by Cheryl-Anne Sturken | August 01, 2004
A new survey finds a significant number of U.S. meetings and trade shows have been forced to relocate overseas due to the difficulties encountered by foreign attendees trying to attain visas to enter the United States. 
    The report, released in June by the Santangelo Group, a Washington, D.C.-based consulting firm, was commissioned by a consortium of eight organizations, including the National Foreign Trade Council and the U.S.-China Business Council, to address concerns about the effects of post-9/11 visa policies on business. 
    Of the 141 companies responding to the survey, “Many said they had set up meetings abroad to avoid the problem of meeting in the United States,” said Charles Santangelo, president of the research firm, which is made up of former government officials and Fortune 500 executives.

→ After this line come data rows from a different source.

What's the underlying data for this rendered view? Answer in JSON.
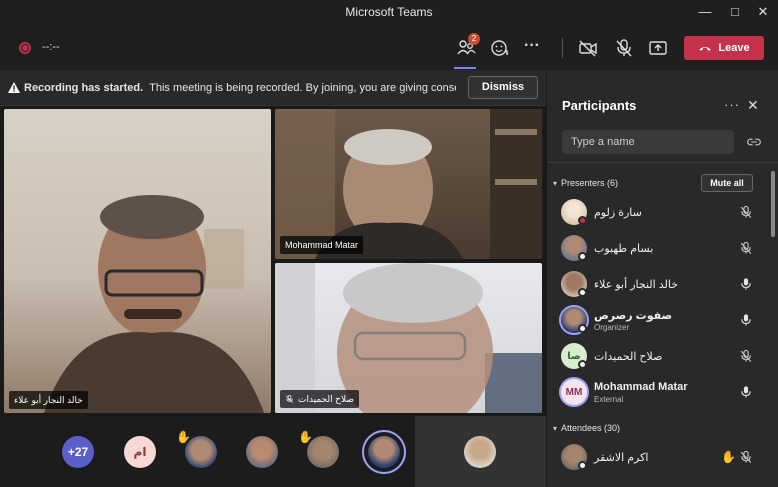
{
  "window": {
    "title": "Microsoft Teams",
    "controls": [
      "minimize-icon",
      "maximize-icon",
      "close-icon"
    ]
  },
  "toolbar": {
    "timer": "--:--",
    "participants_badge": "2",
    "leave_label": "Leave",
    "accent": "#7f85f5",
    "leave_color": "#c4314b"
  },
  "banner": {
    "title": "Recording has started.",
    "message": "This meeting is being recorded. By joining, you are giving consent fo...",
    "dismiss_label": "Dismiss"
  },
  "stage": {
    "tiles": [
      {
        "name": "خالد النجار أبو علاء"
      },
      {
        "name": "Mohammad Matar"
      },
      {
        "name": "صلاح الحميدات"
      }
    ],
    "overflow_count": "+27",
    "strip_avatars": [
      {
        "initials": "ام"
      }
    ]
  },
  "panel": {
    "title": "Participants",
    "search_placeholder": "Type a name",
    "presenters": {
      "label": "Presenters (6)",
      "mute_all_label": "Mute all",
      "people": [
        {
          "name": "سارة زلوم",
          "role": "",
          "mic": "muted"
        },
        {
          "name": "بسام طهبوب",
          "role": "",
          "mic": "muted"
        },
        {
          "name": "خالد النجار أبو علاء",
          "role": "",
          "mic": "on"
        },
        {
          "name": "صفوت رصرص",
          "role": "Organizer",
          "mic": "on"
        },
        {
          "name": "صلاح الحميدات",
          "role": "",
          "mic": "muted",
          "initials": "صا"
        },
        {
          "name": "Mohammad Matar",
          "role": "External",
          "mic": "on",
          "initials": "MM"
        }
      ]
    },
    "attendees": {
      "label": "Attendees (30)",
      "people": [
        {
          "name": "اكرم الاشقر",
          "role": "",
          "mic": "muted",
          "hand_raised": true
        }
      ]
    }
  }
}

    For example, Amway Korea canceled an 8,000-person convention to be held in the States earlier this year due to difficulty in obtaining attendee visas. The group estimated its convention business was worth about $15 million.
Indeed, 18 percent of respondents cited the forced relocation of trade shows, expositions and contract talks as their biggest issue, added Santangelo. 

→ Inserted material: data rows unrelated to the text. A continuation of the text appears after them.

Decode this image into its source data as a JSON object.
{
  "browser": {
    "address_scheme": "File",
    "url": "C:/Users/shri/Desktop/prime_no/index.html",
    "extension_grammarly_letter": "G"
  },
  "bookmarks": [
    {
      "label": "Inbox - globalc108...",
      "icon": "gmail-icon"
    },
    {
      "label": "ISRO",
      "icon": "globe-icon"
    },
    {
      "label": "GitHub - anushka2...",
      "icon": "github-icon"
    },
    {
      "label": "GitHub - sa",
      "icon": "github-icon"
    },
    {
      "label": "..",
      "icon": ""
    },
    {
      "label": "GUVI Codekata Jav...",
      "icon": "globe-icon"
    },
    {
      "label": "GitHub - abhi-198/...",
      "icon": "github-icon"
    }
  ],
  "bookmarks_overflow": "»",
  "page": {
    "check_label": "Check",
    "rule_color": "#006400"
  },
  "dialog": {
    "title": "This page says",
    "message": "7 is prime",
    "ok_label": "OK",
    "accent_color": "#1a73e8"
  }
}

    Countries whose citizens experienced the greatest difficulty in acquiring visas included China, India, Indonesia and Russia. The snags cost U.S. businesses $30 billion in lost revenues between July 2002 and March of this year, said the report.

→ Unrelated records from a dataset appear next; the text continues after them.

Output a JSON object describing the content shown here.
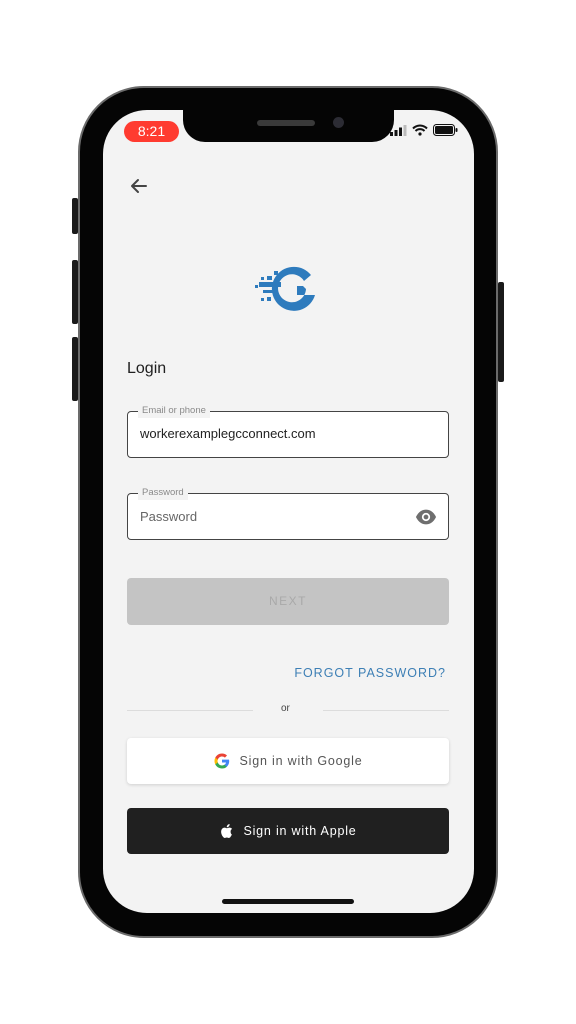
{
  "status_bar": {
    "time": "8:21"
  },
  "login": {
    "title": "Login",
    "email": {
      "label": "Email or phone",
      "value": "workerexamplegcconnect.com"
    },
    "password": {
      "label": "Password",
      "placeholder": "Password"
    },
    "next_label": "NEXT",
    "forgot_label": "FORGOT PASSWORD?",
    "or_label": "or",
    "google_label": "Sign in with Google",
    "apple_label": "Sign in with Apple"
  },
  "icons": {
    "back": "arrow-left-icon",
    "logo": "gc-logo",
    "eye": "eye-icon",
    "google": "google-icon",
    "apple": "apple-icon"
  },
  "colors": {
    "accent": "#3d7fb5",
    "logo_blue": "#2e7bbd",
    "status_pill": "#ff3b30",
    "disabled_button": "#c4c4c4",
    "apple_button": "#202020"
  }
}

    In one instance, Schaumburg, Ill.-based Motorola said a $10 million contract to supply two-way radios to the Vietnamese government was in peril because of the delay in issuing visas to Vietnamese decision-makers.
   “Our companies have expressed frustration to Congress on this issue for nearly two years, to no avail,” said Bill Reinsch, president of the Washington, D.C.-based National Trade Council. “Now that we have measured the costs, the results are clear.”
    The most cited visa problems included excessively long waiting times to receive an interview and arbitrary visa denials.